So I have a project that I've been working on, its a simple form that takes some input, then formats the text on a Word document. I've come close to being able to format the text in a pyramid shape, but it fails when the text is not pre-canned to fit in that shape.
Pre-canned text might contain 4 paragraphs, with each paragraph containing more text than the previous. This has been fairly easy to set using constant values for right & left gutters, margins and so forth.
Non-canned text is unknown, might have 2 paragraphs, might have 8 paragraphs and the first one containing more than the 3rd but less than the 5th. Its completely unknown.
I've searched google and did not find an answer.
Question: Is there a formula that can be used to format an unknown amount of text into a pyramid shape?
1. Put all the text into an array of words (assuming you don't want to split words to fit the pyramid).
2. Write a function that takes a row number and gives the width of the pyramid at that row. (This will depend on the vertex angle of your pyramid.)
3. For each row, construct a string out of the next words that haven't been used yet that minimizes the difference between the string length and that pyramid row width. (It could go over or under the row width.)
There are multiple implementations there - it is really in your interest to learn how to search for them. I bet you simply typed in "NORMSINV" and just got lots of references to uses of the function, gave up and came back here. You have to be a little creative and try to make the search engine find function definitions. I went to the same page and with my next search came up with several implementations.
"Until the invention of the computer, the machine gun was the device that enabled humans to make the most mistakes in the smallest amount of time."
The inverse CDF of the normal distribution doesn't have an analytical form. You can find an approximation here[^].
The other place to look is in the online version of Numerical Recipes[^]. They have an algorithm for the inverse normal CDF.
You can also use the following taken from here[^].
What is a good approximation to the inverse of the
cumulative normal distribution function? Mathematically we can
write thisas: Find X such that Q(X) = p for any 0 < p < 1.
(Note: this computes an upper tail probability.) Again, it is
not possible to write thisas a closed form expression, so we
resort to approximations. Because of the symmetry of the normal distribution,
we need only consider 0 < p < 0.5. If you
have p > 0.5, then apply the algorithm below to q = 1-p,
and then negate the valuefor X obtained. (This approximation
is also from Abramowitz and Stegun.)
t = sqrt[ ln(1/p^2) ]
c_0 + c_1*t + c_2*t^2
X = t - ------------------------------
1 + d_1*t + d_2*t^2 + d_3*t^3
c_0 = 2.515517
c_1 = 0.802853
c_2 = 0.010328
d_1 = 1.432788
d_2 = 0.189269
d_3 = 0.001308See Abramowitz and Stegun; Press, et al.

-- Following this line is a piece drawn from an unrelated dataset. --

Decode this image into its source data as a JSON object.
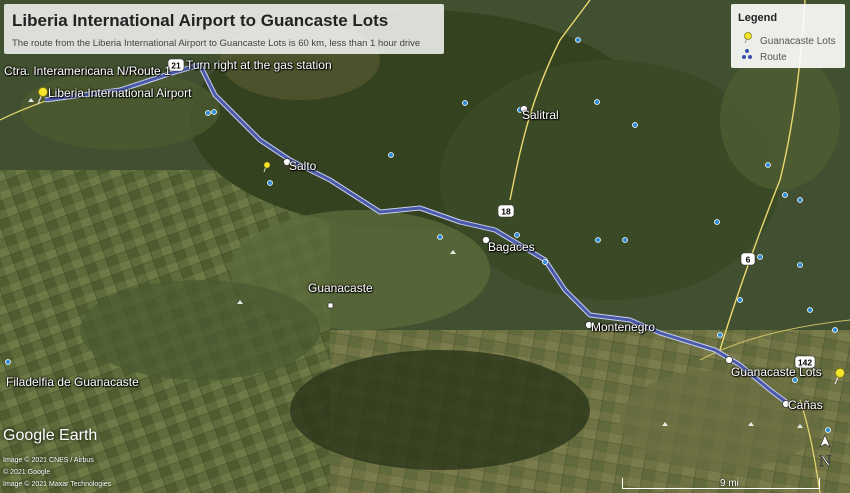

You should Google a little harder instead of always asking here. These algorithms were worked out a long time ago and have been available for a long time.
How to find NORMSDIST function of ms excel.It Returns the standard normal cumulative distribution function. The distribution has a mean of 0 (zero) and a standard deviation of one. Use this function in place of a table of standard normal curve areas.
Z is the value for which you want the distribution.